Web page and app entries
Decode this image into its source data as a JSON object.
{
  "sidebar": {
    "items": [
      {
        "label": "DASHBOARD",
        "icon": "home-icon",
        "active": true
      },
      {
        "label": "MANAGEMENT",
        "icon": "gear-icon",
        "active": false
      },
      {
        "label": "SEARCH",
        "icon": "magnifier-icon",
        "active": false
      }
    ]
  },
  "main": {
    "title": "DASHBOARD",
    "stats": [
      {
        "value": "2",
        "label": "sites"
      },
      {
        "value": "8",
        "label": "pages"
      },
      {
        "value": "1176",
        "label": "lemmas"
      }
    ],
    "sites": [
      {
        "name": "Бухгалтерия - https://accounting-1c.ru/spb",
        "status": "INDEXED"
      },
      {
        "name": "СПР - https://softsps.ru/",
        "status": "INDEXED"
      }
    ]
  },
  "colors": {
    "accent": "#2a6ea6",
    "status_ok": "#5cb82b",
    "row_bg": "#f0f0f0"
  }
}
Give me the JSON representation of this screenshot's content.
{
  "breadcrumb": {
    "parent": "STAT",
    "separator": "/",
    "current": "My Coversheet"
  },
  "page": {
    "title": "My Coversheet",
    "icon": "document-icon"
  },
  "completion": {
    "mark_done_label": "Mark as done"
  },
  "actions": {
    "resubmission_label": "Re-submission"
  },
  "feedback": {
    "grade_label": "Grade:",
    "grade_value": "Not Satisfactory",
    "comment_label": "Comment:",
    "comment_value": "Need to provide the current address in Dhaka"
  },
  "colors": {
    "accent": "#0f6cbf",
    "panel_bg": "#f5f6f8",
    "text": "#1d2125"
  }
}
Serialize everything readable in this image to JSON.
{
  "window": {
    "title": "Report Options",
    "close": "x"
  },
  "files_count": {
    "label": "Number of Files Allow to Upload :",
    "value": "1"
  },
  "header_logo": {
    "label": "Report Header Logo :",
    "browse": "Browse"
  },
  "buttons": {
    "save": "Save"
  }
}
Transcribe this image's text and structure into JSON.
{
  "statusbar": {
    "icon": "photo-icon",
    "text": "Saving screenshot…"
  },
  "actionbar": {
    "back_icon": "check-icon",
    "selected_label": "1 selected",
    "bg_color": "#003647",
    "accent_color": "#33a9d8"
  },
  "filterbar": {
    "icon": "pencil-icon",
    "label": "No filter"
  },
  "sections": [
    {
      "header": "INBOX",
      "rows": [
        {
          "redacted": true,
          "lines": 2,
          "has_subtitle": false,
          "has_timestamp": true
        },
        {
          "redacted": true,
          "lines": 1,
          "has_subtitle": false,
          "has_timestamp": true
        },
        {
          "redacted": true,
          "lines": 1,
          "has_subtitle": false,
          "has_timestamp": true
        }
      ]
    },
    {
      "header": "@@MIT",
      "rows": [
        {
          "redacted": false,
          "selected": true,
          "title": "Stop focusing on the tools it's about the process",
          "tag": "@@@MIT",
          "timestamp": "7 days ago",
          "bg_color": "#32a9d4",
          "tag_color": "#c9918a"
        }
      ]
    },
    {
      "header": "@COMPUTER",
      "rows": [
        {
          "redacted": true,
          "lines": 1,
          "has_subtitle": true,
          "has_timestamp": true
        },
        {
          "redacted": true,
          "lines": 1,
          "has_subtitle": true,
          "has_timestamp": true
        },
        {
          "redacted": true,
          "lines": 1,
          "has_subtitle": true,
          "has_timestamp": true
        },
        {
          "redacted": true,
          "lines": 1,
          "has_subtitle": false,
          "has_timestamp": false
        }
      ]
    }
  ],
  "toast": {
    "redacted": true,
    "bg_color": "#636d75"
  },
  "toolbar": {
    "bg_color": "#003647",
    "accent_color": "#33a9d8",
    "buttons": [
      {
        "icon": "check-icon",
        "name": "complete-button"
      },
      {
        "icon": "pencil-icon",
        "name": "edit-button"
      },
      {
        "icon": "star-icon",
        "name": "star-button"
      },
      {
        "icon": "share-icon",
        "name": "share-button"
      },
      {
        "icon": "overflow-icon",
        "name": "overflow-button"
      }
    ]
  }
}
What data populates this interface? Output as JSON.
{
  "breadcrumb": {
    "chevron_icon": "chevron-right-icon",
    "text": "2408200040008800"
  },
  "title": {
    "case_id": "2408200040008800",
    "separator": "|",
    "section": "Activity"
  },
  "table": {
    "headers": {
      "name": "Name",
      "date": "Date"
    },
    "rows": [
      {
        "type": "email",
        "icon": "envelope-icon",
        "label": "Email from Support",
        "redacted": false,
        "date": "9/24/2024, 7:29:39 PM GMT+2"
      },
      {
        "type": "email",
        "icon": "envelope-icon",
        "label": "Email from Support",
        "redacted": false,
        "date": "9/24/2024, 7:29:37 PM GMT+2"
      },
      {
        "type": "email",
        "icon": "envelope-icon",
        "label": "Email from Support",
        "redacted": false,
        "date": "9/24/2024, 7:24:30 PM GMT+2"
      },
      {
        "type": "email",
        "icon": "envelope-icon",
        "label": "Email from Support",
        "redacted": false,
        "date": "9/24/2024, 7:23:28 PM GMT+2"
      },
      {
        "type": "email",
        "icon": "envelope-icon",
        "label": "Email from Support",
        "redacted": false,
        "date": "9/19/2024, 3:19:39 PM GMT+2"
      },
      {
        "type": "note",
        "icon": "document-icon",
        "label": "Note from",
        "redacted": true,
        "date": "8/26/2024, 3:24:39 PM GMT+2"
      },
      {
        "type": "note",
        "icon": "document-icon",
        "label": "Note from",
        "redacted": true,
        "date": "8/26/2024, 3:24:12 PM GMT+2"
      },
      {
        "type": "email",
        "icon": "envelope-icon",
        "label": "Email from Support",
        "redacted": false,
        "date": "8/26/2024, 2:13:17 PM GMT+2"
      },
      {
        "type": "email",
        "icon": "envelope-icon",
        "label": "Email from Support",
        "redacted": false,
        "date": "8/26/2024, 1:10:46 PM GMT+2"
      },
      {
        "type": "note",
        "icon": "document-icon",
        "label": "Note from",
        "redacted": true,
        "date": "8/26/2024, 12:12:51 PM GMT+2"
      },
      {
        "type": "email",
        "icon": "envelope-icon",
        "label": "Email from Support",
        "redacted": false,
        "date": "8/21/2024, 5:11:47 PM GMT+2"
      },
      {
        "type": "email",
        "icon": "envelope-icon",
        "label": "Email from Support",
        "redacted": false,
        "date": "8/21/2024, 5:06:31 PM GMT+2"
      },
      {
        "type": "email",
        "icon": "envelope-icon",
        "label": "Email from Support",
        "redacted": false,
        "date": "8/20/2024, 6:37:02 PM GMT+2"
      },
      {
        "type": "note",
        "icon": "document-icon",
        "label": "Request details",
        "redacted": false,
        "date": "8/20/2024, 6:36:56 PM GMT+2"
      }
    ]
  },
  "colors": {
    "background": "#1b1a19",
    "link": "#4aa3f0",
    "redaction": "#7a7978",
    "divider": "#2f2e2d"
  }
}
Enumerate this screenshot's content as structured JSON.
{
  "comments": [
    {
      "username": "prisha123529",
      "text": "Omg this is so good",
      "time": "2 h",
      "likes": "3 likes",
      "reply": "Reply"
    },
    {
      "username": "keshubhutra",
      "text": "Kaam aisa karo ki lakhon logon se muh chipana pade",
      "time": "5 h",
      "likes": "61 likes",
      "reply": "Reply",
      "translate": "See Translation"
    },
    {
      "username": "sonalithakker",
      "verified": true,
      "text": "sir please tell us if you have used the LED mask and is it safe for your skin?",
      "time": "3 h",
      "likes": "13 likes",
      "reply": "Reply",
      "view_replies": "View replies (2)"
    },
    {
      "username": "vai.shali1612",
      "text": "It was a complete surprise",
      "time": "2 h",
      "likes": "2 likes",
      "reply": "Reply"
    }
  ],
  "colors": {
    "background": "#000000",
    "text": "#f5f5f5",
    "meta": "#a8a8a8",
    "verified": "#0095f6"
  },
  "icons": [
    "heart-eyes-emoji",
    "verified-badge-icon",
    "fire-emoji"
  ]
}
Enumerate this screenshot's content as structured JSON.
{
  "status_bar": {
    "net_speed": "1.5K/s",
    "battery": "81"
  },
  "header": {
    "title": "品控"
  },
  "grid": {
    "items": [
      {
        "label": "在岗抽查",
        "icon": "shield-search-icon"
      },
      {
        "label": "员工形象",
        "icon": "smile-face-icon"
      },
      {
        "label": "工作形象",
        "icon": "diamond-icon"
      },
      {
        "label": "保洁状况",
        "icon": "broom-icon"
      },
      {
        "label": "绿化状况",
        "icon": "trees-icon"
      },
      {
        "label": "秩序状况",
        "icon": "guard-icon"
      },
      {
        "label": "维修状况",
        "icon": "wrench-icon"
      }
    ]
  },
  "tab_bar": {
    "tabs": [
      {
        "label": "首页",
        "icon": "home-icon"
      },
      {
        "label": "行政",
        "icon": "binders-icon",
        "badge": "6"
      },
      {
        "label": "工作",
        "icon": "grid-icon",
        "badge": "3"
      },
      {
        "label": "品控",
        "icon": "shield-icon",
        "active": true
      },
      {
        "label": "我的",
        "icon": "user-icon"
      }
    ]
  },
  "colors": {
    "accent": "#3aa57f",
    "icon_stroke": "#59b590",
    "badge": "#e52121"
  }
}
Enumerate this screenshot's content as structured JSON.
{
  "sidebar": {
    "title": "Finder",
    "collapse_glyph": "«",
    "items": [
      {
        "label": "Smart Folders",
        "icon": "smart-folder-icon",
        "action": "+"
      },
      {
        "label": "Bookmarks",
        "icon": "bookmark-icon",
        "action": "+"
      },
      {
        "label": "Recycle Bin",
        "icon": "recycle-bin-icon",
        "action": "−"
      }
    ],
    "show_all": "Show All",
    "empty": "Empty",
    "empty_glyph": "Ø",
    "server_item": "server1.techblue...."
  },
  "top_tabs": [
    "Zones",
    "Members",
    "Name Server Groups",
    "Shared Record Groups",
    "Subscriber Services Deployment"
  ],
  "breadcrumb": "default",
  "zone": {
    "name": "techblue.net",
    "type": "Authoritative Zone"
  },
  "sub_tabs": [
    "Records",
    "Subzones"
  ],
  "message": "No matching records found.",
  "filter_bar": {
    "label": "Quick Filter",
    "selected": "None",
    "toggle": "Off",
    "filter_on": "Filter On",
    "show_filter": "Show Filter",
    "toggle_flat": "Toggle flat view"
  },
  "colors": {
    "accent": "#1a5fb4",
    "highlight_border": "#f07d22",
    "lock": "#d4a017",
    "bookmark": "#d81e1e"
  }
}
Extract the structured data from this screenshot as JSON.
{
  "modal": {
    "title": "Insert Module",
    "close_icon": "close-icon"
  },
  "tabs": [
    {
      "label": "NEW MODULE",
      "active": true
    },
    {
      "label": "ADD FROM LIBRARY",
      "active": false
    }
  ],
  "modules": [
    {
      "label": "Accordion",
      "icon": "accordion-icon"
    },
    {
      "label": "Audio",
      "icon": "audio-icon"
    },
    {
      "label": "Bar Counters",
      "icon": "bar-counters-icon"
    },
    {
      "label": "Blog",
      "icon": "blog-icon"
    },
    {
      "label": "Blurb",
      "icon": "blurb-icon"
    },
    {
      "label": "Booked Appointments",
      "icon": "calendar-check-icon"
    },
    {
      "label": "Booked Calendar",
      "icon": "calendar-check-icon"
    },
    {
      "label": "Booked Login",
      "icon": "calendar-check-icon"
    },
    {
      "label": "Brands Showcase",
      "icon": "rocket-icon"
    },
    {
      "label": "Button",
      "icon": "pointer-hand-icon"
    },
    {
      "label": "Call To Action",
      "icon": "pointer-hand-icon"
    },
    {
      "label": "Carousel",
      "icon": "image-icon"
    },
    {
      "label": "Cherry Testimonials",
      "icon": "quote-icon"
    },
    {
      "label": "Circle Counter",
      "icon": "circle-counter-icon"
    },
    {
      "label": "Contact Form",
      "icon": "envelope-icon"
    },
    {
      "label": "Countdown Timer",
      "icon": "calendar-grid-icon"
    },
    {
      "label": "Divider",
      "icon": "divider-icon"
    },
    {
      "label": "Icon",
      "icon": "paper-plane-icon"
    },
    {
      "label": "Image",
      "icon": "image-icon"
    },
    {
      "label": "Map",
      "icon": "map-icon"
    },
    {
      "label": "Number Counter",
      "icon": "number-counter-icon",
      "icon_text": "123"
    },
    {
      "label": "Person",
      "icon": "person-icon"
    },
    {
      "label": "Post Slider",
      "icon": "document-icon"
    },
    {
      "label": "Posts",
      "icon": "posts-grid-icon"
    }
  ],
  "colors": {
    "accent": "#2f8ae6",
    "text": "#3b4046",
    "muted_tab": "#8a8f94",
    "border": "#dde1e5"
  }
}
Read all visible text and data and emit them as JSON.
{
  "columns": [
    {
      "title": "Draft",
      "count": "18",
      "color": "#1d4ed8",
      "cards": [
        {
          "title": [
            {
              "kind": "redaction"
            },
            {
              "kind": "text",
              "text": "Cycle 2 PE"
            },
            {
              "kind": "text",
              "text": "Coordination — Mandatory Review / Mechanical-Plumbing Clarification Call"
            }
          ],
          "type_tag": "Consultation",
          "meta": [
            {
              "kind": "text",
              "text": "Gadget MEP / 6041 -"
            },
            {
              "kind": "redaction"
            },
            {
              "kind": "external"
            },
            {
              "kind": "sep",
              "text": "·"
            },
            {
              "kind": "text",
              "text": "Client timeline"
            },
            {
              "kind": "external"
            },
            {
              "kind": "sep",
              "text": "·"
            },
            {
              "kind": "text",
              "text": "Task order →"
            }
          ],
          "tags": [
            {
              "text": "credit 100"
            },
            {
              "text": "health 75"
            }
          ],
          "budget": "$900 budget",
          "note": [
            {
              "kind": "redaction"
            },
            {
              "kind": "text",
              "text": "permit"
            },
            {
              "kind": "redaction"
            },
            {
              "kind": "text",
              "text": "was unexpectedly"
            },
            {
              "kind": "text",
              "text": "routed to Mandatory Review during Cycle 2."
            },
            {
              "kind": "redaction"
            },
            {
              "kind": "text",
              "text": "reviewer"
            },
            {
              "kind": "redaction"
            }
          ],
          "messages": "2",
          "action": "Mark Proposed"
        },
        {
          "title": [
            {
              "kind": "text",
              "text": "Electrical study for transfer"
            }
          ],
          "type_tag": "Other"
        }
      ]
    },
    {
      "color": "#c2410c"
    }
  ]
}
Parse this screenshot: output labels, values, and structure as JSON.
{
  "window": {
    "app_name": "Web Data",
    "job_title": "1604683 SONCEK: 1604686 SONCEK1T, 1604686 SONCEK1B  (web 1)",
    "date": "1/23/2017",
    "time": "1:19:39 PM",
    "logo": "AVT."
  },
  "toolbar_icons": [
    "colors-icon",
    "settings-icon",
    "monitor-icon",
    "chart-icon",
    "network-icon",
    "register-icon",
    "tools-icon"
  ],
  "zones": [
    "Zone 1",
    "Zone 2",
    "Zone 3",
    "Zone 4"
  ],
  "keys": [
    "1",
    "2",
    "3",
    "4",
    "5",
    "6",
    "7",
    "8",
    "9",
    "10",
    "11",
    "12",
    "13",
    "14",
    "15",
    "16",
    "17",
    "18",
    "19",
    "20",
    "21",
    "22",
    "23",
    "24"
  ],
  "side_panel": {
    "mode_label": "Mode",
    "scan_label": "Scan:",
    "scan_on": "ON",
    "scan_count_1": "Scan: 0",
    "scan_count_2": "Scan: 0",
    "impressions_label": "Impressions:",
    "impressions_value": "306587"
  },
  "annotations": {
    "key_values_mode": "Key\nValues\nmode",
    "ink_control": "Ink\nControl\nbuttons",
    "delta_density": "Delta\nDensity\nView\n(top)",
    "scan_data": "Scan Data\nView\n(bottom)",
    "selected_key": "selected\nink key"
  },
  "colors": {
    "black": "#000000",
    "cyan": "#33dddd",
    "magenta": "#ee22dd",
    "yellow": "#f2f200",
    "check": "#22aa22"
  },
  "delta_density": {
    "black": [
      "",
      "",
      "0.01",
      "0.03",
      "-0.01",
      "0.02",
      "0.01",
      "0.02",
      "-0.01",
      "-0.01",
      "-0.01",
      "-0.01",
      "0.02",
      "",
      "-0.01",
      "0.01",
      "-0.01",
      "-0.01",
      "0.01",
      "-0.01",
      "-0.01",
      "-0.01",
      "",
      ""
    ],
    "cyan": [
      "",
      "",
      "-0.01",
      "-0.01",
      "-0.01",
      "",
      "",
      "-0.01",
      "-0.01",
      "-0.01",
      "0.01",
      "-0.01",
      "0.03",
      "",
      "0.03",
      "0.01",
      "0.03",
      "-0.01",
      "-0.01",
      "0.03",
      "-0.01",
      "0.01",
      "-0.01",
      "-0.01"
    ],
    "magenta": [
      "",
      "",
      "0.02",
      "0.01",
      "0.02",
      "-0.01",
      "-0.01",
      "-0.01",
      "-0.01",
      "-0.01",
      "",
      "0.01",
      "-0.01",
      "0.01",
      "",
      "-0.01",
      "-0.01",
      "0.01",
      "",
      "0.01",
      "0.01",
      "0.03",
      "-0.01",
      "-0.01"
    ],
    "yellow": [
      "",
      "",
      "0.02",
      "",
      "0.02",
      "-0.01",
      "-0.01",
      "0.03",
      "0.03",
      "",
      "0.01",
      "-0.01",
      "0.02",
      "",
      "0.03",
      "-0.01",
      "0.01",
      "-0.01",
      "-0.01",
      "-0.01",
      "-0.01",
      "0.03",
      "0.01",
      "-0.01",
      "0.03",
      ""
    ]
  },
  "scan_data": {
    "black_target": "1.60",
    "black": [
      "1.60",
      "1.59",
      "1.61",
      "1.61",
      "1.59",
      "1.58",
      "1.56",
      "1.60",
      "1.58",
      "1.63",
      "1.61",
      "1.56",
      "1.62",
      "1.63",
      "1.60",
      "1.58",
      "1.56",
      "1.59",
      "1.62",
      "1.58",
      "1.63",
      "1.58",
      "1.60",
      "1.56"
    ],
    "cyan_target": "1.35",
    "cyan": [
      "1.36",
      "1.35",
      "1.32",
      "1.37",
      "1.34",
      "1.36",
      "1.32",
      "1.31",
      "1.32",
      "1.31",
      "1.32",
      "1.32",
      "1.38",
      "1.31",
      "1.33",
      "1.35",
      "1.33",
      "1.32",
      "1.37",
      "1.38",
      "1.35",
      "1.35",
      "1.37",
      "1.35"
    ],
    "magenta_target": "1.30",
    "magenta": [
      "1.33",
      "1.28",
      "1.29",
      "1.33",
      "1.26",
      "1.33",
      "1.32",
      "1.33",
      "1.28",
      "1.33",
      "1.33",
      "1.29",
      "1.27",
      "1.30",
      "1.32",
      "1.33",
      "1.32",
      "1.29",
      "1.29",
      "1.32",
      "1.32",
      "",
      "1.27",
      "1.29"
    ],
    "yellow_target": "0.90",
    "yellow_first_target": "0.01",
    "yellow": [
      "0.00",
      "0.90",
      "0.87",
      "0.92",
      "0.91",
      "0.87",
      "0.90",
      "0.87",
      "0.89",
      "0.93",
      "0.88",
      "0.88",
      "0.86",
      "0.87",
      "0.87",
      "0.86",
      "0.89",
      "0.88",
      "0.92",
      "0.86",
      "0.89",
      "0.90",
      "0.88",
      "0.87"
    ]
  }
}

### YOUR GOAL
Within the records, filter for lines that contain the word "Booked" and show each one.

### YOUR SOLUTION
      "label": "Booked Appointments",
      "label": "Booked Calendar",
      "label": "Booked Login",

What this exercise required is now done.